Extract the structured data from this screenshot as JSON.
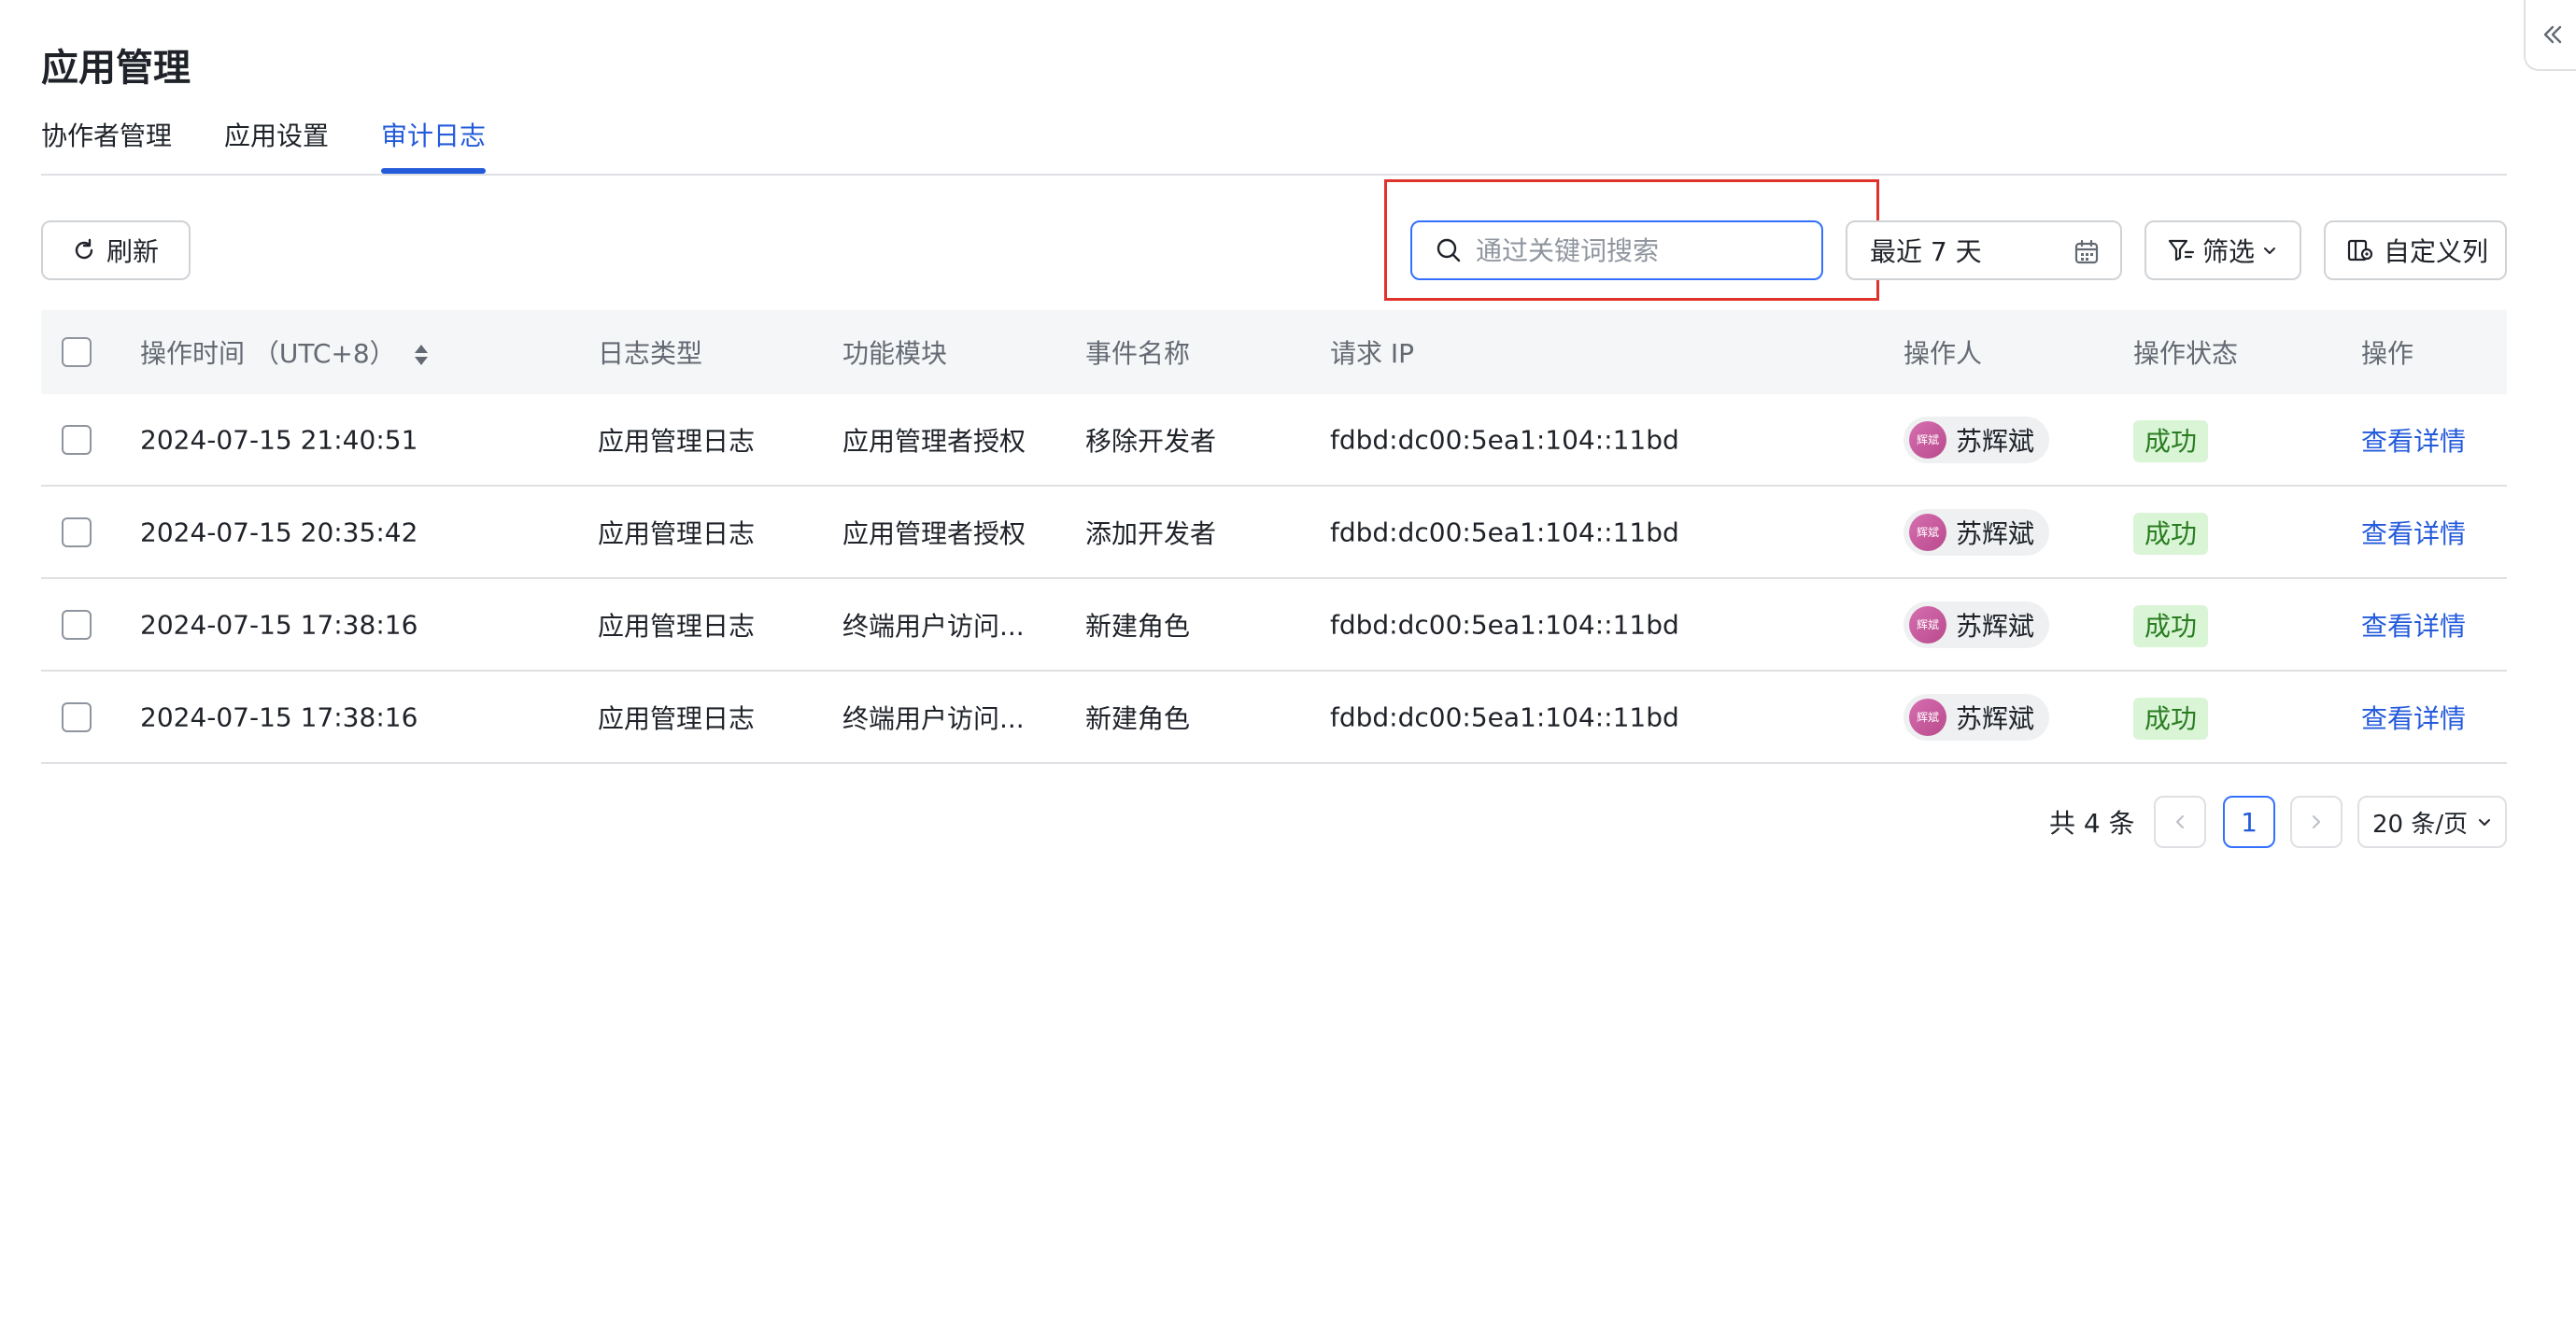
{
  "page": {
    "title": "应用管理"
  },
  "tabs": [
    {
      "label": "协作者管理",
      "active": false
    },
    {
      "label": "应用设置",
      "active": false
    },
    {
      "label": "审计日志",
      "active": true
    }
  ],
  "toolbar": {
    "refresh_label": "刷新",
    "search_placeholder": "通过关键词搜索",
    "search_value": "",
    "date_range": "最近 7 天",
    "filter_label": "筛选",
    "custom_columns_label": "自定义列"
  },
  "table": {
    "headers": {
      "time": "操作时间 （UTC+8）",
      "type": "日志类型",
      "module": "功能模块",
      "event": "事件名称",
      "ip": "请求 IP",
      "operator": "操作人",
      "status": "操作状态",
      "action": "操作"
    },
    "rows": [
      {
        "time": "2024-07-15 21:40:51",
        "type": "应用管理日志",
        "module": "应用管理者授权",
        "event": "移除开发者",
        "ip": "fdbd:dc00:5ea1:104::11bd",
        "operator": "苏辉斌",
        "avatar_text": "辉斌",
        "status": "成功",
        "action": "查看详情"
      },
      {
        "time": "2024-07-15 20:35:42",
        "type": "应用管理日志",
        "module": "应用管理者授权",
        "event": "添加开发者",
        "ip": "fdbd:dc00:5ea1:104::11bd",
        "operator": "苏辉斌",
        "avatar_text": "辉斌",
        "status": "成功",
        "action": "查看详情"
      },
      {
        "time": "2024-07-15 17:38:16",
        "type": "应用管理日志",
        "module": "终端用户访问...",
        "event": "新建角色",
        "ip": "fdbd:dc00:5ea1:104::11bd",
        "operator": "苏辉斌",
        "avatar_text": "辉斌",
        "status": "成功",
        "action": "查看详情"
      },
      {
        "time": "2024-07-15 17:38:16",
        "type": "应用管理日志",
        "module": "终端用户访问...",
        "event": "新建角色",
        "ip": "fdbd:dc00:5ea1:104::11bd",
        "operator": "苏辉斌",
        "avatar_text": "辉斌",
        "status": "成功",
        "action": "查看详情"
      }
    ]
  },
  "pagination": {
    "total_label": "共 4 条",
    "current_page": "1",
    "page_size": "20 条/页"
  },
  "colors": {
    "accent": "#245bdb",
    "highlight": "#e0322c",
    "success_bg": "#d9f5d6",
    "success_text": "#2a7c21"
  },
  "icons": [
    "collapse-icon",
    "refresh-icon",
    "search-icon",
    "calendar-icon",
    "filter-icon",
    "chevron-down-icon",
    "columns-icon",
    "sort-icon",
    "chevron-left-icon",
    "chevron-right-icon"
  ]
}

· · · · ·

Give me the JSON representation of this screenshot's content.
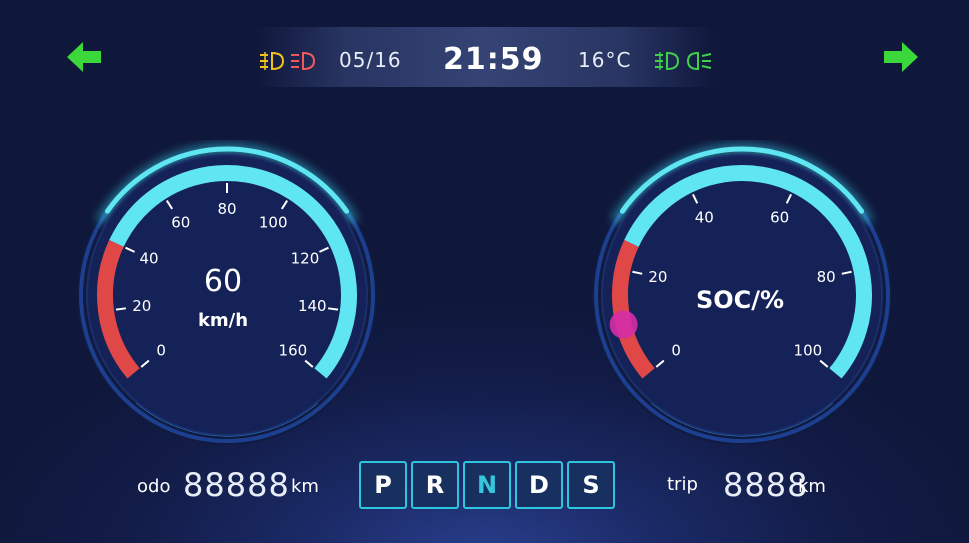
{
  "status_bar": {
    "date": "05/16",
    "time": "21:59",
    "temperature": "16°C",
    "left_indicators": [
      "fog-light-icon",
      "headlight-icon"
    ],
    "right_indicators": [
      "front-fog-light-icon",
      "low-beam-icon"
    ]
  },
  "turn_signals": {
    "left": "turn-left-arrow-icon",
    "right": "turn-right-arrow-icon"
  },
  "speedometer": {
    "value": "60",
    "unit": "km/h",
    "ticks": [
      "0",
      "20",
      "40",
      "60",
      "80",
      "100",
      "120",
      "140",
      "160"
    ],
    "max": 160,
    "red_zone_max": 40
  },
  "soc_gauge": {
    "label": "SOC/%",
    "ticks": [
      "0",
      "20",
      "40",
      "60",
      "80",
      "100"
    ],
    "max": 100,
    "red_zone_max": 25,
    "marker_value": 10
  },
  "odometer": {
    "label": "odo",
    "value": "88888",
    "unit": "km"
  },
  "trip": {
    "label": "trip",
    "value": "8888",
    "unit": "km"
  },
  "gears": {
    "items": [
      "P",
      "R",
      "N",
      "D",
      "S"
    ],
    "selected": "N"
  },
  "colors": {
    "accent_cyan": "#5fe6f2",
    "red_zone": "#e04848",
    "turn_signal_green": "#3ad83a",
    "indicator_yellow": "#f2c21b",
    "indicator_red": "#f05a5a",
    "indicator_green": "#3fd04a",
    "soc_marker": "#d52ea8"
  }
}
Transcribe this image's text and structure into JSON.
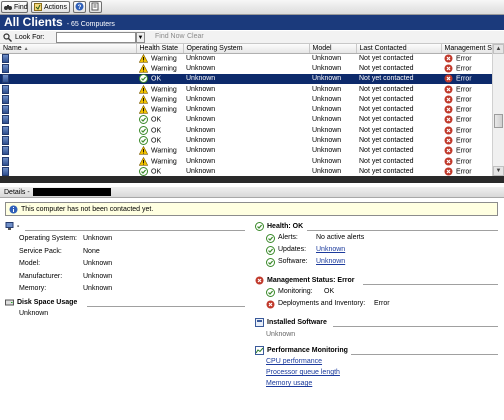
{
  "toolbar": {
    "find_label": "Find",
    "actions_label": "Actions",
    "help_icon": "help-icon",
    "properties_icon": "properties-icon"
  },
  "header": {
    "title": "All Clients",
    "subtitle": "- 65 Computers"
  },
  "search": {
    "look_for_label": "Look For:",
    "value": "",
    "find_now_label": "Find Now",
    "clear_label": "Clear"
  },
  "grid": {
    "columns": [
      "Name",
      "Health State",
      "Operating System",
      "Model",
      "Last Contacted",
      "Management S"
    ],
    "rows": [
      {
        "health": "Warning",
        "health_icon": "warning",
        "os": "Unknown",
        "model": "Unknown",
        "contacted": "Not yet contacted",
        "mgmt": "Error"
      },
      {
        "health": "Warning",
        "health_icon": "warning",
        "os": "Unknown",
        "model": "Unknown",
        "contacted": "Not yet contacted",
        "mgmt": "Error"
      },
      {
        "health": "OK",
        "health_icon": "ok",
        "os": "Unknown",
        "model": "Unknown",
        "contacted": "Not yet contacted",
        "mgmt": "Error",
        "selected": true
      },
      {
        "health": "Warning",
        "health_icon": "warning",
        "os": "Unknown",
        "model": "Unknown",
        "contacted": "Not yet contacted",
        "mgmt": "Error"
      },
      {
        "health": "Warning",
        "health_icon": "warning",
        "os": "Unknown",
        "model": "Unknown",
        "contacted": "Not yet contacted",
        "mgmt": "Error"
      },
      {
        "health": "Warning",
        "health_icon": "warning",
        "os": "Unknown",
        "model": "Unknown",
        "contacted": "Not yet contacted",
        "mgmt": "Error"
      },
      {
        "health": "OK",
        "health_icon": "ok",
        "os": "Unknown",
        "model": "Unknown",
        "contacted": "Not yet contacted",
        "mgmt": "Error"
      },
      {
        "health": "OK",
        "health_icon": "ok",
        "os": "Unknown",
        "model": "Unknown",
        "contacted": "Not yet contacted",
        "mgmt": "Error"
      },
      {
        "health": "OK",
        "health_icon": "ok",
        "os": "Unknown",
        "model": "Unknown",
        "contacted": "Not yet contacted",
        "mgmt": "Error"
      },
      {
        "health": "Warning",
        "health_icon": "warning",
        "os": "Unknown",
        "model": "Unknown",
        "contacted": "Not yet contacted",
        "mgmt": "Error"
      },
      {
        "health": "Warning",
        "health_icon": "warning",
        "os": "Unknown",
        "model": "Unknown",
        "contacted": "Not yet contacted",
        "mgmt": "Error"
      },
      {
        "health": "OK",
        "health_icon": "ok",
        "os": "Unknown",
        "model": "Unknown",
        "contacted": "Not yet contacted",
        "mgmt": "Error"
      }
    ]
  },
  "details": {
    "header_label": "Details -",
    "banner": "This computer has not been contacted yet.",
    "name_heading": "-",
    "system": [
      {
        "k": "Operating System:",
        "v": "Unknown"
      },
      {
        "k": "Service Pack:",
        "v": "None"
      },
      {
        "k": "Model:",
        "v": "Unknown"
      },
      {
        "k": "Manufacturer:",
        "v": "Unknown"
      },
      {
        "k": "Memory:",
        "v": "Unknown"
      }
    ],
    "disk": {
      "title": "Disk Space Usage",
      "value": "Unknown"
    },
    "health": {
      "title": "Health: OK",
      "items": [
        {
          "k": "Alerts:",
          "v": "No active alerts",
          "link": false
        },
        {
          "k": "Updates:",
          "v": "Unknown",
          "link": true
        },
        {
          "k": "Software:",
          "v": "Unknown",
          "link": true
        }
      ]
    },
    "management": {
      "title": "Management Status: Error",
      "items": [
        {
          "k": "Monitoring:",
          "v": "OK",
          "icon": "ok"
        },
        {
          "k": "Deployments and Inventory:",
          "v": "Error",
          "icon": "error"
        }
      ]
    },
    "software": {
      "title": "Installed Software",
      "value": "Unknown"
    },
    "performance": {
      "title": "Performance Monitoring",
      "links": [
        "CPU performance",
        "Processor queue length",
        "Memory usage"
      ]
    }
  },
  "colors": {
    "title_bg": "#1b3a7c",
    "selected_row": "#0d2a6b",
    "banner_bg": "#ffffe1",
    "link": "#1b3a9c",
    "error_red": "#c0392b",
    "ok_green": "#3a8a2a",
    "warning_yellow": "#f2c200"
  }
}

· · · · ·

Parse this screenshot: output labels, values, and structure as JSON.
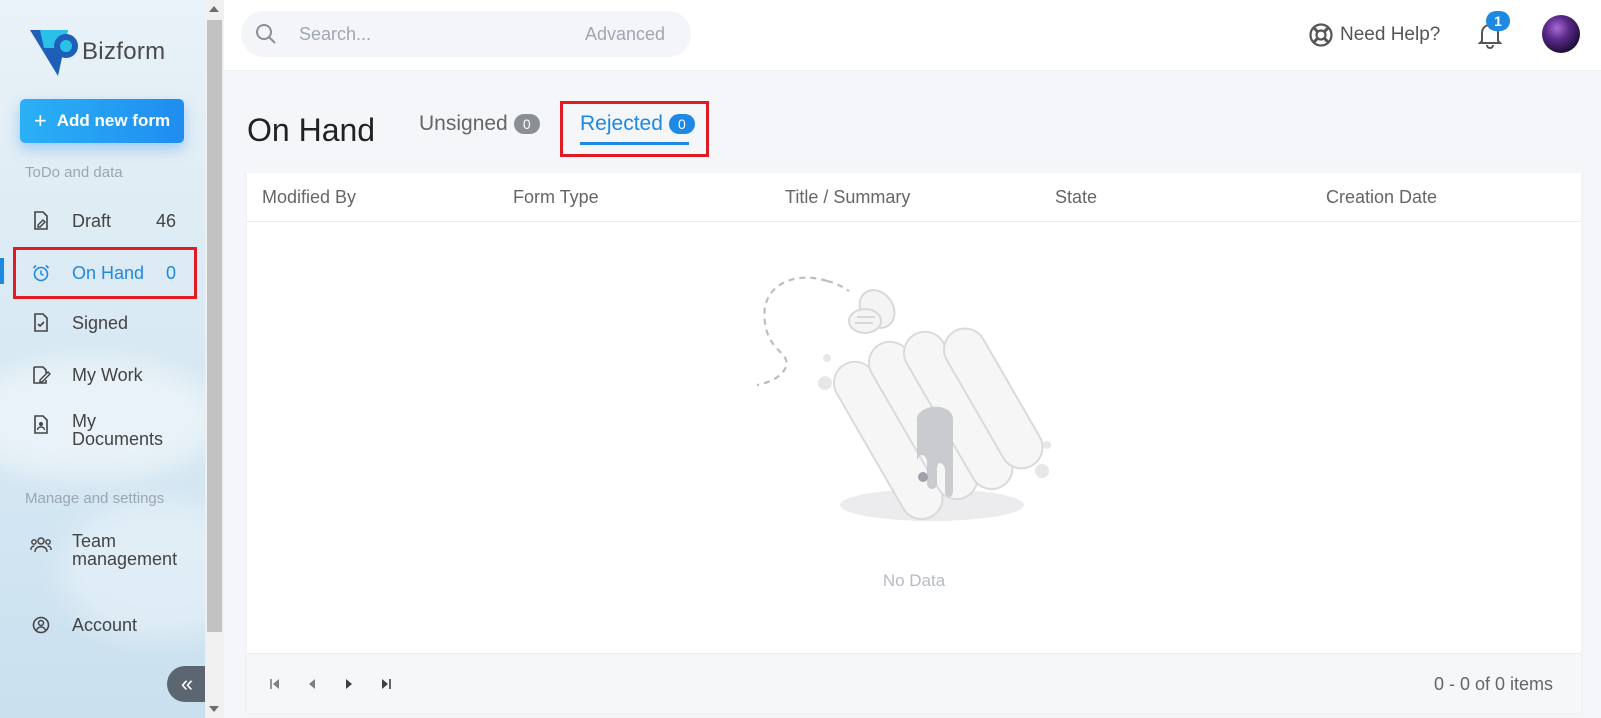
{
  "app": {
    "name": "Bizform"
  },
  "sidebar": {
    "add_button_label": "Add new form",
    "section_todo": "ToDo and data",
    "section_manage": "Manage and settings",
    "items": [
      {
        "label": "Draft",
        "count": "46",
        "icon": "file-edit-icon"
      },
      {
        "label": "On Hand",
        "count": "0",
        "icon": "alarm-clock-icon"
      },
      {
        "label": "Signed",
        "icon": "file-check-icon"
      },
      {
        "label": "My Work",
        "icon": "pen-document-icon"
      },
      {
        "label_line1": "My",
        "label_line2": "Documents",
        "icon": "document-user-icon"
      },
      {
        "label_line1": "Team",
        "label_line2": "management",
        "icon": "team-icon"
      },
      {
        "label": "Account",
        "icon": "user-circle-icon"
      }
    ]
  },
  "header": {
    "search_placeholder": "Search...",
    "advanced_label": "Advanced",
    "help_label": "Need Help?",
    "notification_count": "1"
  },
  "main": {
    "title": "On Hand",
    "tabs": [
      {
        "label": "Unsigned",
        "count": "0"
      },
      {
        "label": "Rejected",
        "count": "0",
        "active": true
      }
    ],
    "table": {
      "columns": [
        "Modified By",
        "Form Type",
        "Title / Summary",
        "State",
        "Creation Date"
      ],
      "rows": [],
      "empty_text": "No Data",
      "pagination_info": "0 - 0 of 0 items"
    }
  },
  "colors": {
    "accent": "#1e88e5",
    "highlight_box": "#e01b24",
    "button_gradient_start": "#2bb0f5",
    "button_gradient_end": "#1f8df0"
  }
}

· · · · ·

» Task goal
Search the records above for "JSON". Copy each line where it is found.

» Answer
Extract the structured data from this screenshot as JSON.
Give me the JSON representation of this screenshot's content.
Transcribe this image's text and structure into JSON.
Parse this screenshot: output labels, values, and structure as JSON.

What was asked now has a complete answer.